A few days ago, I wrote about property taxes and assessments in Maryland and what they mean when the house being assessed has been the principal residence for several years. The Homestead Tax Credit insulates those owners from the huge increases in assessed value that we’re seeing now.
But what happens if you bought your home after June 30? For you, the Homestead Tax Credit won’t kick in until your second year of homeownership.
Let’s break down the tax assessment. A) is the old total market value when it was assessed three years ago. B) is the new market value. In this example, the value increased over 150%. C) is the amount your taxes will be based on if you just purchased the home or if the property is not your primary residence. The three figures that make up D) are the amounts that the previous owner was paying taxes on due to the Homestead Tax Credit. The amounts vary depending the county, state or municipality.

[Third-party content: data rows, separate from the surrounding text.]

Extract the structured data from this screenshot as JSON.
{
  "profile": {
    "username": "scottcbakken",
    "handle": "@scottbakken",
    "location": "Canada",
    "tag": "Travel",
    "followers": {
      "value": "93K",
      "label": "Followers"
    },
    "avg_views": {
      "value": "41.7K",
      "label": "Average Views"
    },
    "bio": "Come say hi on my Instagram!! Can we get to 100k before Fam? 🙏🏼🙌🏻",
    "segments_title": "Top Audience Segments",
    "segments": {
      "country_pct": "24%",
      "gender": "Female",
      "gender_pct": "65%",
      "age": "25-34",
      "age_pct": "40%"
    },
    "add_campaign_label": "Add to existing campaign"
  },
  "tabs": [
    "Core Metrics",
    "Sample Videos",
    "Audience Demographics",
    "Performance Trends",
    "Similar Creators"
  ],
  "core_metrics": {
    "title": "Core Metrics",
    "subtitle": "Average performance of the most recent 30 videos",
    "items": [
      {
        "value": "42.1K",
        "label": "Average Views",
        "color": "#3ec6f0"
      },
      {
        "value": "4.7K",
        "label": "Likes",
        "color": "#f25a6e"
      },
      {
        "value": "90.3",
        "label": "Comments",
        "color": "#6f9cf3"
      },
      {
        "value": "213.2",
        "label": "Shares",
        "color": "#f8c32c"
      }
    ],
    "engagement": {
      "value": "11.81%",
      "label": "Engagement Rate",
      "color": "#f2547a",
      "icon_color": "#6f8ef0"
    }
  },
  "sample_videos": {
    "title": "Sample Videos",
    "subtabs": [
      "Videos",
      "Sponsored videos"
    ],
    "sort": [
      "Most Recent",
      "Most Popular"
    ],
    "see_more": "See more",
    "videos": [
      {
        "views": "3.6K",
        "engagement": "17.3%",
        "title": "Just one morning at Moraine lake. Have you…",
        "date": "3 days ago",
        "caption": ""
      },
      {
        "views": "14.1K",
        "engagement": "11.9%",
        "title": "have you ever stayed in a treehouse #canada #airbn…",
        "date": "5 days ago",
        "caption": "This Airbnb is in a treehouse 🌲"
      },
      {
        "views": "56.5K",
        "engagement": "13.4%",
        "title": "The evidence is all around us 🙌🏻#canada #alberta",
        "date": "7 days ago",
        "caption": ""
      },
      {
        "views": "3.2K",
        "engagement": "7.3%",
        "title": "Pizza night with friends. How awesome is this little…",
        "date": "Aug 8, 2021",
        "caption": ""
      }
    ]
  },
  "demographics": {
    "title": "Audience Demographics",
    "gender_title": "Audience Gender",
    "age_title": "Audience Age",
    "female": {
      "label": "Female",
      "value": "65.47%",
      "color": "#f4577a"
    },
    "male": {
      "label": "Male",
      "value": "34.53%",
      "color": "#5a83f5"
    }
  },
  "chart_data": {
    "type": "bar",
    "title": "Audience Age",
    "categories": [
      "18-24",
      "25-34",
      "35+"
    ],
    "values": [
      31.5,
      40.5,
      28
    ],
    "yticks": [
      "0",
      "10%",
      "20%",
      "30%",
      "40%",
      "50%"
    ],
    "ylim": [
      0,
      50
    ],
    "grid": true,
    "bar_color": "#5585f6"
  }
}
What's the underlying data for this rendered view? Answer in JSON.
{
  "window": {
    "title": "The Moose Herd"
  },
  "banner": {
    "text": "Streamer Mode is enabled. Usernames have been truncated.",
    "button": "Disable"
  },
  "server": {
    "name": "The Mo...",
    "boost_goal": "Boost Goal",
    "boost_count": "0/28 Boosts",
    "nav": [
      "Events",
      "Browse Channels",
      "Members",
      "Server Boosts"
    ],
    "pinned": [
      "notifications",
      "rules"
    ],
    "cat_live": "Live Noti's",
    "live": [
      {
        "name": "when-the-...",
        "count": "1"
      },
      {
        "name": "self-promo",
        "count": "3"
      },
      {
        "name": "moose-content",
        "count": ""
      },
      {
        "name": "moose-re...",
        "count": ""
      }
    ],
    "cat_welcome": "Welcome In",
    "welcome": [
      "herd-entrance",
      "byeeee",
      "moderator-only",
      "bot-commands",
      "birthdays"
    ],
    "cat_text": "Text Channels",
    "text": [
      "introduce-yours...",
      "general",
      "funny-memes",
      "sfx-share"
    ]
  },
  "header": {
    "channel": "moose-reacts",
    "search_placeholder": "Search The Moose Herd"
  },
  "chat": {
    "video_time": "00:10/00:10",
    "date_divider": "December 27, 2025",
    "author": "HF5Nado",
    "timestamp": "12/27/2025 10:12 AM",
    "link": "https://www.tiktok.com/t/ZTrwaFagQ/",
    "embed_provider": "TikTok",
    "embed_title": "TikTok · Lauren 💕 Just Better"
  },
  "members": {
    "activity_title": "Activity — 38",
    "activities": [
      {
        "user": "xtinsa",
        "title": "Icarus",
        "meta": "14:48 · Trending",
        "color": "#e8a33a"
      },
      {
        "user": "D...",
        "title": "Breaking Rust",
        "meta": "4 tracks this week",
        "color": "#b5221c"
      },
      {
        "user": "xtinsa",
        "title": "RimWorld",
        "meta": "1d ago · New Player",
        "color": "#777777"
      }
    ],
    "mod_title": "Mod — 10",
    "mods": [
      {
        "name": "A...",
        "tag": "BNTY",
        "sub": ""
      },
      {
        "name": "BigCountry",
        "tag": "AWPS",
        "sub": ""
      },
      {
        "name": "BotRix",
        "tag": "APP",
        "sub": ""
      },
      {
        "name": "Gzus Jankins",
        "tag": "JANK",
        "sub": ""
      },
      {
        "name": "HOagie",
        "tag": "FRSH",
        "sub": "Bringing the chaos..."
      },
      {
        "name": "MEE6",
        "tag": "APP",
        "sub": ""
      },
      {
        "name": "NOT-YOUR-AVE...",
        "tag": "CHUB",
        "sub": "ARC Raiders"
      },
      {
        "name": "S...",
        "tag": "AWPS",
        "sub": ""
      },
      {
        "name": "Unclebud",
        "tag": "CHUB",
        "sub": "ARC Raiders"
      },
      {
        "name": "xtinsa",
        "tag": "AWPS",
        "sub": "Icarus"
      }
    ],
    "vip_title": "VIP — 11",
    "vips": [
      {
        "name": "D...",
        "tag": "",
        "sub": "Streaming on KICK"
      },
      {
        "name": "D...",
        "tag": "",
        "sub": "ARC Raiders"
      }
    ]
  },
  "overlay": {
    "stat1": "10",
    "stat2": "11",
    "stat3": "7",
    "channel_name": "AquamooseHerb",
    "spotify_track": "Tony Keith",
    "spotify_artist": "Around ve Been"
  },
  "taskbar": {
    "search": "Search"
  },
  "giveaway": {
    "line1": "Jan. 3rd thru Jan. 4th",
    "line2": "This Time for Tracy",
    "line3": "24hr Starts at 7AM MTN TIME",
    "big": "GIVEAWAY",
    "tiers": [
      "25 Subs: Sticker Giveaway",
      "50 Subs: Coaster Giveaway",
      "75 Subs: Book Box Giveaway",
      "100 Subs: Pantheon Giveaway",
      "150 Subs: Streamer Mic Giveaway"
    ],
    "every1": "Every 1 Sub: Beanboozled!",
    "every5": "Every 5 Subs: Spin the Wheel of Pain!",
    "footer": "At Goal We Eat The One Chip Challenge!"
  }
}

I’m sure this is clear as mud. The good news is this: If you just bought your house, even though your taxes are likely to go up, after this year you’ll have the benefit of the Homestead Tax Credit. They won’t go up nearly as much after this year. The good news for investors? Your tax deductions just got bigger.
(c) 2006 Susan Pruden